Searching by UniProt accession or keyword
Visit the Genome3D home page ( www.genome3d.eu), enter a UniProt accession (eg P00520) into the central search box and hit Go. This will take you to a list of UniProt entries relating to the search term. The Structural Predictions column shows the number of annotations Genome3D resources have predicted for each sequence. Since we specified the UniProt accession, there's only one result. Click on that result's link (ABL1_MOUSE) to see the Genome3D annotations for that UniProt entry. To see the overview of the UniProt entry, click on the Overview tab near the top of the page.
Search for keywords in the same way: go to the Genome3D home page ( www.genome3d.eu), enter a keyword (eg myoglobin) into the central search box, hit Go and then click on your chosen result.
Filtering by species

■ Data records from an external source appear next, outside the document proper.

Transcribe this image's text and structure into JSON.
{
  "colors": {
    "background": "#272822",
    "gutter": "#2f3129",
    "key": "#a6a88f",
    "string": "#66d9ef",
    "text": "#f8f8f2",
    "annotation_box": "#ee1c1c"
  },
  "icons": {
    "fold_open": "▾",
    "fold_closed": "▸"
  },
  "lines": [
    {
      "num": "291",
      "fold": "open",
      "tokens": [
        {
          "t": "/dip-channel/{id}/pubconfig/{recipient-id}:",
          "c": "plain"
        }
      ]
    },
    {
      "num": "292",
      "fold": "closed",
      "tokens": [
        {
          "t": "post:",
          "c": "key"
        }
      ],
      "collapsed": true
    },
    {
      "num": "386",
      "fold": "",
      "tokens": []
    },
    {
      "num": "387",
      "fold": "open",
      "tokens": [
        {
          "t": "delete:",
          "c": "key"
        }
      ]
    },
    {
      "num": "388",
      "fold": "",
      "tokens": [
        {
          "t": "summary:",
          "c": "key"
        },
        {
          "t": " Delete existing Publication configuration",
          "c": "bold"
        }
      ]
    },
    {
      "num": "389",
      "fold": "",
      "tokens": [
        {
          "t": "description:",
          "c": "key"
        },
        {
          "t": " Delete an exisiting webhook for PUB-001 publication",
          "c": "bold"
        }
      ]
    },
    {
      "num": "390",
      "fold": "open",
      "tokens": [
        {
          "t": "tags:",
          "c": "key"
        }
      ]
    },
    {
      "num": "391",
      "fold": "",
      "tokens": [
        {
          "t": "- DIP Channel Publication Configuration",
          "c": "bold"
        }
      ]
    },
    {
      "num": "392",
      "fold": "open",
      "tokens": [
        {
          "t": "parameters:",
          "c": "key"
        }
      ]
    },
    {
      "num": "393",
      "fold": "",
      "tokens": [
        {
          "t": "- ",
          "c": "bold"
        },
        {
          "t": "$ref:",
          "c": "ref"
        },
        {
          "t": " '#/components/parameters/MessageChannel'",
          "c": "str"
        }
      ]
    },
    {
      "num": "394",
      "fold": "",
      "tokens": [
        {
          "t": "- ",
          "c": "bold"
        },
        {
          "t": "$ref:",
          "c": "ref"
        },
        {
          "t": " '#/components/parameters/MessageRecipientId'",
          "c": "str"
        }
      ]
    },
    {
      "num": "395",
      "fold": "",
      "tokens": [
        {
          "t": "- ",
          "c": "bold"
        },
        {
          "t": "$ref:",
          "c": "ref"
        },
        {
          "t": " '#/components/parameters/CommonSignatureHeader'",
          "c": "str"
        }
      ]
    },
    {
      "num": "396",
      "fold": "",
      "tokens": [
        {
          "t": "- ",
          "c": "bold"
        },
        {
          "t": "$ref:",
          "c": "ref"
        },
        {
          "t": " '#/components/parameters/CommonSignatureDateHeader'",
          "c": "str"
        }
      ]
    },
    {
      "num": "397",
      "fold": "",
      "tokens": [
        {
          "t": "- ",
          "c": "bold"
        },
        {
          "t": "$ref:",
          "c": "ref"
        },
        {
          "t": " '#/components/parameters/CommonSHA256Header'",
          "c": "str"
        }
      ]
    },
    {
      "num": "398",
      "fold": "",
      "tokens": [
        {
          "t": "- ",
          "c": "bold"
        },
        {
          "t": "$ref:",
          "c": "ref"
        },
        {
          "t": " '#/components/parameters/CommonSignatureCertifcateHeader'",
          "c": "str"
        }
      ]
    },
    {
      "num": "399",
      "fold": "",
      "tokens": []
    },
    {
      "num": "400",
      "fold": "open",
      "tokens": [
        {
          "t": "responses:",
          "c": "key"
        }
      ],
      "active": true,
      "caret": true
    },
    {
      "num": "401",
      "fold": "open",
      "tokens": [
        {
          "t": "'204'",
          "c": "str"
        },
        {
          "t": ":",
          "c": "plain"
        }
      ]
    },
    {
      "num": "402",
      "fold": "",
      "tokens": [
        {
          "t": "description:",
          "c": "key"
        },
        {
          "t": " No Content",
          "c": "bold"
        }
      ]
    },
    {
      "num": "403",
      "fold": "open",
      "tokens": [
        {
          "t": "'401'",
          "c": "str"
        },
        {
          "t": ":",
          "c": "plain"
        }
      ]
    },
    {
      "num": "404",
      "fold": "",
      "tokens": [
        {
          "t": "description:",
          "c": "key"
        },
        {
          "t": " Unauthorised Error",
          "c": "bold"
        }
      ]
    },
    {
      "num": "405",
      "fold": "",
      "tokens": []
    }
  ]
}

For searches that return a lot of results, it may be helpful to filter them down by species. For example, if you search for actin on the Genome3D home page ( www.genome3d.eu), you'll find that this returns a lot of results (~260). Now, click on the human link on the left of the page (under Filter results by species) to restrict the results to human genes (~50).
Searching by sequence
You can also search Genome3D by sequence. Visit the Genome3D home page ( www.genome3d.eu), and click SEQUENCE SEARCH on the left side of the search box. Now enter a sequence such as the one below (or click Sequence 1 below the sequence box to automatically populate it with this example sequence) and hit Go.
>2ablA MGPSENDPNLFVALYDFVASGDNTLSITKGEKLRVLGYNH NGEWCEAQTKNGQGWVPSNYITPVNSLEKHSWYHGPVSRN AAEYLLSSGINGSFLVRESESSPGQRSISLRYEGRVYHYR INTASDGKLYVSSESRFNTLAELVHHHSTVADGLITTLHY PAP
This performs a fast JackHMMER ( '"Accelerated profile HMM searches"', S. R. Eddy., PLoS Comp. Biol., 7:e1002195, 2011) search of the query sequence against the library of sequences that have been annotated by Genome3D. The results page is the same format as for accession/keyword searches (see above) but with an extra E-value column that's used to order the results so the most significant hits come first.